Teaching your kids about money helps to equip them with the skills and knowledge they need to navigate life effectively. Money skills can help to ensure a secure future for your children, while also teaching them that “money doesn’t grow on trees”. So, the sooner you begin to develop their financial skills, the better.
Here are some easy ways to introduce your kids to money.
For younger children, giving them a visual is a great way to teach them about money. While money boxes can be fun, using a clear jar is a much better way to save as your kids will be able to see the money growing week by week.
Once your jar is full, you can empty it and help your children to count and sort the coins. This is a good way to practice the maths skills that they are learning at nursery or school. It also provides a real-world application which can aid learning.
Allowance (or pocket money)
You can begin to give your children an allowance wherever you feel they are ready. Whatever age you decide on, it can be a good idea to make sure they are earning it.
Doing chores and jobs around the house can help your children to learn about money, no matter what their age.

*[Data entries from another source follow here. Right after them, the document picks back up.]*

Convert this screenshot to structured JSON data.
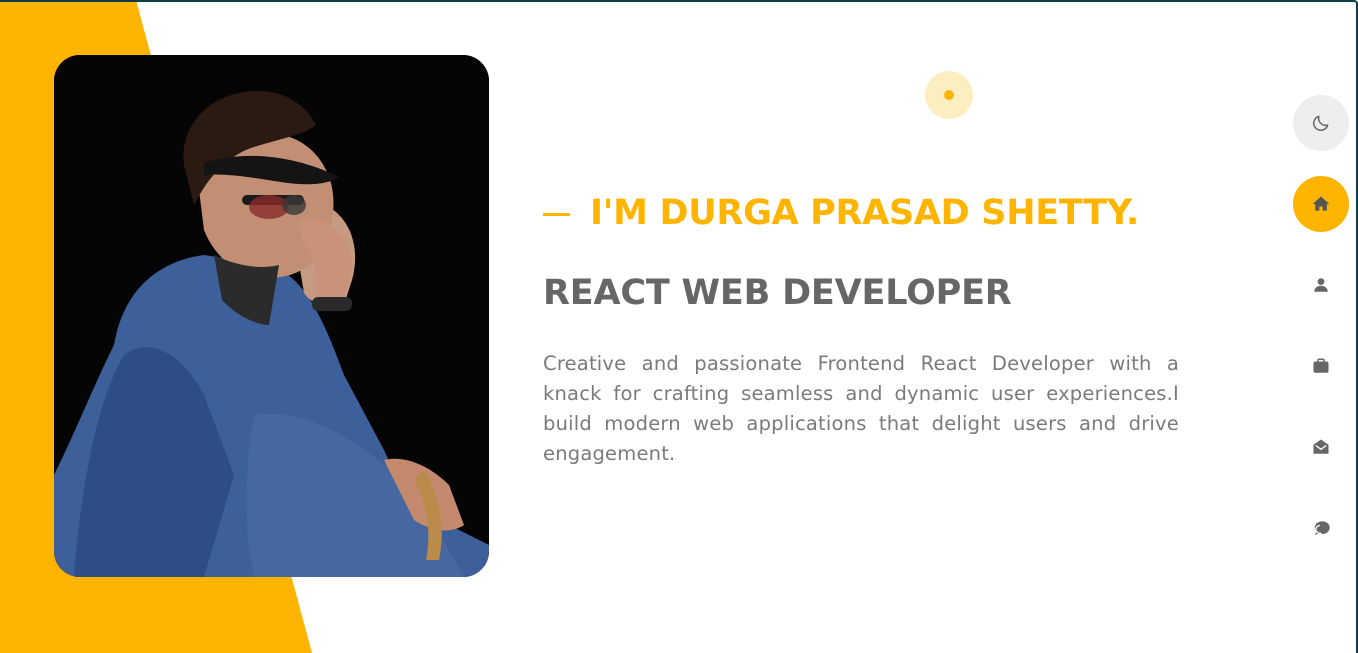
{
  "colors": {
    "accent": "#ffb400",
    "heading_gray": "#666666",
    "body_gray": "#7a7a7a",
    "icon_gray": "#666666"
  },
  "hero": {
    "intro_heading": "I'M DURGA PRASAD SHETTY.",
    "role_heading": "REACT WEB DEVELOPER",
    "bio": "Creative and passionate Frontend React Developer with a knack for crafting seamless and dynamic user experiences.I build modern web applications that delight users and drive engagement."
  },
  "nav": {
    "theme_toggle": {
      "icon": "moon-icon"
    },
    "items": [
      {
        "id": "home",
        "icon": "home-icon",
        "active": true
      },
      {
        "id": "about",
        "icon": "user-icon",
        "active": false
      },
      {
        "id": "portfolio",
        "icon": "briefcase-icon",
        "active": false
      },
      {
        "id": "contact",
        "icon": "envelope-open-icon",
        "active": false
      },
      {
        "id": "blog",
        "icon": "comments-icon",
        "active": false
      }
    ]
  }
}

There are lots of age-appropriate chores for your kids; younger children can tidy up their toys or fill up the family pet’s food bowl, whereas older children could mow the lawn or wash the car.
Giving children money in return for completed chores helps create a work ethic, and teaches them that money is earned rather than given.
Teach them to save money
Teaching about savings should start early so that your kids are aware that they can’t just have anything they want, whenever they want it.
For younger children, you could work with them to save up their pocket money for a toy that they want. Again, you can use your clear jar here and once you reach the amount needed, visit the shop and let your child hand over the money. Physical and interactive elements are important when it comes to money as, even for adults, using cash rather than spending online helps to avoid overspending.
You may also look to open a children’s savings account as not only do they teach kids about money, but they help them to save for the future. To get the most out of the savings account, encourage children to pay into the account so that they get used to the idea of saving regularly. You can talk through the rules of the savings account, such as interest rates and types of access, this will help your child to further understand money and banking.
Set an example
Studies have shown that money habits in children are formed by the time that they are 7 years old. This means you should be actively setting a healthy example from an early age if you want your children to have a good relationship with money when they get older. You should also be aware of having arguments at home about finances, as your children may pick up on this.
As we tend to use more virtual money rather than cash nowadays, be sure to explain to your child that virtual money is also part of budgeting, and set this example when paying in shops or online
By allowing your children an insight into the world of money and budgeting you can help shape their future and teach them valuable life skills. Have you got a top tip for how to introduce your kids to money?